Back to the Future: Oxford nanoscientist takes a trip through time | University of Oxford
Professor Nicole Grobert
Professor Nicole Grobert was interviewed in a DeLorean as part of BBC Newsnight's 'Back to the Future Day' coverage. (Picture courtesy BBC)

Back to the Future: Oxford nanoscientist takes a trip through time

Stuart Gillespie

'It's certainly one of the more unusual interviews I've given,' said Professor Nicole Grobert, fresh from stepping out of a 1981 DeLorean being driven around a Surrey airfield by legendary broadcaster Peter Snow.

It sounds bizarre, but there was a point to it: October 21, 2015 was the date to which Marty McFly and Doc Brown travelled in Back to the Future II, and the BBC's Newsnight programme was keen to find out if the film's vision of the future had become a reality.

Nicole, a nanoscientist in the Department of Materials at the University of Oxford, talked to Peter (who, thankfully, didn't reach anywhere near the 88mph required to activate the flux capacitor…) about her work in a segment broadcast on Tuesday evening's Newsnight.

Speaking to Science Blog, Nicole said: 'Being interviewed in a DeLorean was surreal, scary and exciting. Almost crashing into a barrier added another boost of adrenalin. It was a lot of fun, but for now I'll continue working on the future of materials.'

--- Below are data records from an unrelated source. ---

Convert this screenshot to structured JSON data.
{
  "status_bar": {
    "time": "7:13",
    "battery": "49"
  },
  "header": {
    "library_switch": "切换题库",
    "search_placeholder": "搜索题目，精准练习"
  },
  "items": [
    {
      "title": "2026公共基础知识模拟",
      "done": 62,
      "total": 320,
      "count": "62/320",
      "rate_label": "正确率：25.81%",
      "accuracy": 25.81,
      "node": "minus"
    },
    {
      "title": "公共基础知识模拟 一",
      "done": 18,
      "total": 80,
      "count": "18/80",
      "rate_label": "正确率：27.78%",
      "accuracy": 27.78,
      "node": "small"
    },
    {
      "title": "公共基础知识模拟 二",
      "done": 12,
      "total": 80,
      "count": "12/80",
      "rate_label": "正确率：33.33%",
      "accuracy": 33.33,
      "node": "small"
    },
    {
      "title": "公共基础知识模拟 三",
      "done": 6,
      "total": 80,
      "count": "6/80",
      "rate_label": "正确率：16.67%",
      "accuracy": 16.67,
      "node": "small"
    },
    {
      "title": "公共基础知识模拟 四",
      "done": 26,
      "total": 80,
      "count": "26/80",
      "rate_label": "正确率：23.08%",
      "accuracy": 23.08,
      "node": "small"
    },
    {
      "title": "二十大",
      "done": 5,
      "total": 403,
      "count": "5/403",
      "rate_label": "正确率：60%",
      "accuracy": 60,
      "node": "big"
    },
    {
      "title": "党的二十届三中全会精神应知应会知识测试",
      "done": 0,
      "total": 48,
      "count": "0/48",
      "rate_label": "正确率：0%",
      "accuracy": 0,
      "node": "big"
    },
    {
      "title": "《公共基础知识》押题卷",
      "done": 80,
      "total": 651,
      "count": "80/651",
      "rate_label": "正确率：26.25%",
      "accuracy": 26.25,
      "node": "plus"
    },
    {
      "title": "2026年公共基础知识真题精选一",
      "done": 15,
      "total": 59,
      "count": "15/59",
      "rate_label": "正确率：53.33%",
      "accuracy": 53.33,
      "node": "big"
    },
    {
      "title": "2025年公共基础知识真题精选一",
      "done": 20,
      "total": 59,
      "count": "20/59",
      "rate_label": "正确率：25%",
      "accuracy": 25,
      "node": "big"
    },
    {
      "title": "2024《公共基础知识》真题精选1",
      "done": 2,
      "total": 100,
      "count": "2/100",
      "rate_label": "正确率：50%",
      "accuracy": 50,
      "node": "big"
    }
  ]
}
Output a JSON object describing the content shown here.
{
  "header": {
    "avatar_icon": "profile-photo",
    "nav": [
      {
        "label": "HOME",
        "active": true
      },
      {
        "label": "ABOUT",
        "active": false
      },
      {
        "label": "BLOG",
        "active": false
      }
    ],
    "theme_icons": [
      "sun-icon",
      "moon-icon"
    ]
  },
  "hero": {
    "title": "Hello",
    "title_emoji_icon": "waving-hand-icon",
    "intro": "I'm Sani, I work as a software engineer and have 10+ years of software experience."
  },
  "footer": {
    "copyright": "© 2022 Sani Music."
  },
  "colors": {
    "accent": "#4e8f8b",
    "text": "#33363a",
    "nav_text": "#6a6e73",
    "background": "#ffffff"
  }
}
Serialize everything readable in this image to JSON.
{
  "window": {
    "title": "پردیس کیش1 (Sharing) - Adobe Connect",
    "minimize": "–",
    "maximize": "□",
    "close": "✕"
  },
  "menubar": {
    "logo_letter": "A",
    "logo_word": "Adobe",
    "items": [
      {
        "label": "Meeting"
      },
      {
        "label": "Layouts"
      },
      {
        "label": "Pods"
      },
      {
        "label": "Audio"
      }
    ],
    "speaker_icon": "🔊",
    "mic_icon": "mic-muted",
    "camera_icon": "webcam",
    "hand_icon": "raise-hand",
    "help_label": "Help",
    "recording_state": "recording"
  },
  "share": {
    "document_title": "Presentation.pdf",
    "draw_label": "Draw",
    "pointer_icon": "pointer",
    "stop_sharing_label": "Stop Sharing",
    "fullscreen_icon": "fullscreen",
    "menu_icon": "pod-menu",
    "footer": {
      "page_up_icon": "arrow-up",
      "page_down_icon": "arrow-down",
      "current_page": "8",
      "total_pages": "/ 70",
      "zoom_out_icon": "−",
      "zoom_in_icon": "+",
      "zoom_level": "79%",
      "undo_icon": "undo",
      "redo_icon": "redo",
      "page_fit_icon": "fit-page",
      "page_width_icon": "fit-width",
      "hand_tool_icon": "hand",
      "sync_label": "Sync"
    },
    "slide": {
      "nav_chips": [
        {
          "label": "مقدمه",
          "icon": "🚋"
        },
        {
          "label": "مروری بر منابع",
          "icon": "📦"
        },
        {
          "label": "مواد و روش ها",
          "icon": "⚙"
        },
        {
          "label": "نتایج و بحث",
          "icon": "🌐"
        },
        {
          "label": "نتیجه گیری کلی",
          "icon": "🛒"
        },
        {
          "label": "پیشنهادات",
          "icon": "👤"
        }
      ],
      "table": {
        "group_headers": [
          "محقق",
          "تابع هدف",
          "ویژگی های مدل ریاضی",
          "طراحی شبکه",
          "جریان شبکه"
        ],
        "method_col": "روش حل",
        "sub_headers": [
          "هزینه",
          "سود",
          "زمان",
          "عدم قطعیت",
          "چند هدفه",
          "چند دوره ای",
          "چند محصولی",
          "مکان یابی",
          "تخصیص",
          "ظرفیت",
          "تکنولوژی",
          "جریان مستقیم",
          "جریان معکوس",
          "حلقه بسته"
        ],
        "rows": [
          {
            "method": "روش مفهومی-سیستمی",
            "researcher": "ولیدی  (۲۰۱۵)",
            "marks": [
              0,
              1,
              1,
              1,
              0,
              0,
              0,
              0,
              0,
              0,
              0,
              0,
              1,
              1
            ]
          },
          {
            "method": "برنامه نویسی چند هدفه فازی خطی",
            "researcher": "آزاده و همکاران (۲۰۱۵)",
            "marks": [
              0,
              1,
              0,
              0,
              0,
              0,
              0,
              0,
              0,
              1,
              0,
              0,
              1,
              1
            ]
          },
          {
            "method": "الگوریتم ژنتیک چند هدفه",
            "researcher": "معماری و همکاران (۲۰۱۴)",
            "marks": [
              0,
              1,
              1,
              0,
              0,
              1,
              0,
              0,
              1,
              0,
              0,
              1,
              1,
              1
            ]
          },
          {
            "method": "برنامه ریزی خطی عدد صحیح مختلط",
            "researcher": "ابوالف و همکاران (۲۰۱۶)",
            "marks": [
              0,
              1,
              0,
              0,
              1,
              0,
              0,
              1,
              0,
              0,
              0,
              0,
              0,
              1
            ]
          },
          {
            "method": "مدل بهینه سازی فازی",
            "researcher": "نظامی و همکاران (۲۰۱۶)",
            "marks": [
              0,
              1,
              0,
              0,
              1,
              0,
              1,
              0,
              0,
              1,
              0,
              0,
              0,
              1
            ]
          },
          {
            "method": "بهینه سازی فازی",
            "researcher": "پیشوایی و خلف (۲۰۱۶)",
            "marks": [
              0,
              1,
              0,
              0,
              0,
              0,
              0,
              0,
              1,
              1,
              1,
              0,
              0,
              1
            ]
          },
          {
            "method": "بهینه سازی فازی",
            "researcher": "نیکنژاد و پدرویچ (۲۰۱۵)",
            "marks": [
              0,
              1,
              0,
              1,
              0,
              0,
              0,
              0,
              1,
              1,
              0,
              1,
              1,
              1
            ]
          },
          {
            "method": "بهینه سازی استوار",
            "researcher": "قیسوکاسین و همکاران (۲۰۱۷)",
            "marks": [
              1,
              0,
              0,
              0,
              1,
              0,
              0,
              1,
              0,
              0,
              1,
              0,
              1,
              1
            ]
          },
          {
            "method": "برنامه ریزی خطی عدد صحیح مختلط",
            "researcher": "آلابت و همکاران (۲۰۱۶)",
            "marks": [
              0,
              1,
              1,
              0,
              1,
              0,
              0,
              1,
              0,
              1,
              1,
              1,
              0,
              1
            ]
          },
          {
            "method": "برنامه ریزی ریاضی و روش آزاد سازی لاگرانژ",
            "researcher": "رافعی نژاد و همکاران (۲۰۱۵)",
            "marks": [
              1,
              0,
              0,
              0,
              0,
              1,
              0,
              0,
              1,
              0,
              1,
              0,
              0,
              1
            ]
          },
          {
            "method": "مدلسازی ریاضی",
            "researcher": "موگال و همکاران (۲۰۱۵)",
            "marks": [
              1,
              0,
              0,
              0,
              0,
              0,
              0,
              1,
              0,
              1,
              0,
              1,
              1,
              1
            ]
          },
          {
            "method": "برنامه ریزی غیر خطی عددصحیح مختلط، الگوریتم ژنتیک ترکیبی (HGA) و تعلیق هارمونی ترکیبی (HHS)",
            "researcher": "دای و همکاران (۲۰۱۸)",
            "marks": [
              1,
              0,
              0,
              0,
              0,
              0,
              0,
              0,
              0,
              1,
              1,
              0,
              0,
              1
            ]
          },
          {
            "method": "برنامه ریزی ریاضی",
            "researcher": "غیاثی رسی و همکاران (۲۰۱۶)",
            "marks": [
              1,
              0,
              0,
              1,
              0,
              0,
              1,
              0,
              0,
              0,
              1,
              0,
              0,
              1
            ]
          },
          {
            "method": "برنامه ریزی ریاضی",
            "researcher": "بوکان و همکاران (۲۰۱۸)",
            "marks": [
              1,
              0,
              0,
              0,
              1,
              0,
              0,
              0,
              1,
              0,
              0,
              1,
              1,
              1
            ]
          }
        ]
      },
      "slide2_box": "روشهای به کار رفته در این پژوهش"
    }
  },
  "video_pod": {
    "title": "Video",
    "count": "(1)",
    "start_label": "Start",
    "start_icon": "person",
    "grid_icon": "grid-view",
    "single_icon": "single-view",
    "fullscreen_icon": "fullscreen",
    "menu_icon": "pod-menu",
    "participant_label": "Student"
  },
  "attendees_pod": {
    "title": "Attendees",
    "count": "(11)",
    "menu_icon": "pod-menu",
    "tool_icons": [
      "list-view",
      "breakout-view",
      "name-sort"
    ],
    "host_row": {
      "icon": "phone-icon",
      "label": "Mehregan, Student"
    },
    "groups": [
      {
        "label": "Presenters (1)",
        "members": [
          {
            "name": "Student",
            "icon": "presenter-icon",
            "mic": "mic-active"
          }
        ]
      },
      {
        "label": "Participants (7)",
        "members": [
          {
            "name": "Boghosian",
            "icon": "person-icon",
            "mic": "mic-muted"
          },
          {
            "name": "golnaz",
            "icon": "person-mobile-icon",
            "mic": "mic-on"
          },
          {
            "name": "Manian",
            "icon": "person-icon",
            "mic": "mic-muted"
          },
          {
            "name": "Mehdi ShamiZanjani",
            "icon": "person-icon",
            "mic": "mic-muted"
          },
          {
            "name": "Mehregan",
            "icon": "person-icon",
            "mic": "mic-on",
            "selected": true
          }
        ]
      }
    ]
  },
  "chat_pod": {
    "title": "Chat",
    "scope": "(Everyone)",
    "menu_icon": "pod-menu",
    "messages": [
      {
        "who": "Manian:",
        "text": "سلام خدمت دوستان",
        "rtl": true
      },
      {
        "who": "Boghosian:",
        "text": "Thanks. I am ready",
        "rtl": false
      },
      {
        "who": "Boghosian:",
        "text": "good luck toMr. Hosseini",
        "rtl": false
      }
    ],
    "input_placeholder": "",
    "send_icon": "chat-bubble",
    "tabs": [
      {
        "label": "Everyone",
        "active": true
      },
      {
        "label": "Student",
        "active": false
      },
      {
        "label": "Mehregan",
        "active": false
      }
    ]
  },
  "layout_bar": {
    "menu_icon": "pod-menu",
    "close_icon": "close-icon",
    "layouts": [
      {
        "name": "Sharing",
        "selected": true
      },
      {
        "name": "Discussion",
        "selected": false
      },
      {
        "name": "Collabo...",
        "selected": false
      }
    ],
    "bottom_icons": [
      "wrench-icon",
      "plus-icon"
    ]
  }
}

Those materials are nanomaterials, which exist in a range of different shapes – including nanoparticles, nanotubes and nanosheets (for example graphene) – and are so tiny that we need modern techniques such as electron microscopy in order to see them. By definition, all nanomaterials are no bigger than 100 nanometres (100 billionths of a metre) in at least one direction.

Nicole said: 'The fact that nanomaterials are so small makes them special, because the properties of materials strongly depend on how individual atoms are arranged. In nanomaterials, with at least one dimension being below 100 nanometres, the ratio of the number of atoms that make up the surface to those that constitute the body of that material changes, in that there are more surface atoms that behave differently to those atoms in the bulk. As a result, nanomaterials become more reactive.

'Take gold, for example. Precious gold as we know it in the form of jewellery is heavy, shiny and does not change appearance with time. In contrast, gold in the form of nanoparticles can exhibit different colours depending on the nanoparticle size, and it can be used as efficient catalyst material in the chemical industry. The change in properties and behaviour of materials at the nanometre scale is purely owing to the change in size and the ratio of surface atoms to atoms located in the centre of the particles.'

She added: 'By manipulating the structure and composition of nanomaterials, their properties can be tuned further, and if we can find ways to produce these tailored nanomaterials in a controlled fashion, it will allow us to exploit their extraordinary properties.

'In theory, nanomaterials can outperform traditional materials. They can be highly conductive, lightweight and ultra strong. If we tackle current practical challenges related to manufacturing, characterisation, processing and handling, nanomaterials could be the answer to many of modern society's problems – not just in the areas of energy or health care.'

Nicole has already received some positive feedback from a mother whose daughter watched the Newsnight piece and has now decided she wants to become a nanoscientist.

Nicole said: 'I never saw myself as a role model until the day I gave a talk to school children at the Department of Materials open day, when a girl came up to me to ask me what she had to do to become like me. That was a bit of an eye opener. Since then, I've been actively trying to encourage both young women and men to get into or stay in the STEM subjects.

'As a supervisor, it is my personal goal to inspire students to think independently and take control over their projects from day one. Where possible, I also let students and post-docs shape their own projects, while providing them with a safety net in case things don't work out as planned. That's because I very strongly believe that developing independent research ideas and achieving personal success based on those ideas is key to building up the confidence necessary to follow one's dreams.

'Personally, I just followed my interests and was not put off by the fact there were so few female scientists around. I never even thought about it until I saw girls and young women react very differently to this fact.

'Needless to say, science and research are crucially important for society to survive, and, from my point of view, jobs in the STEM subjects are among the most versatile, inspiring, flexible and fun jobs around.'

Watch Nicole’s Newsnight appearance.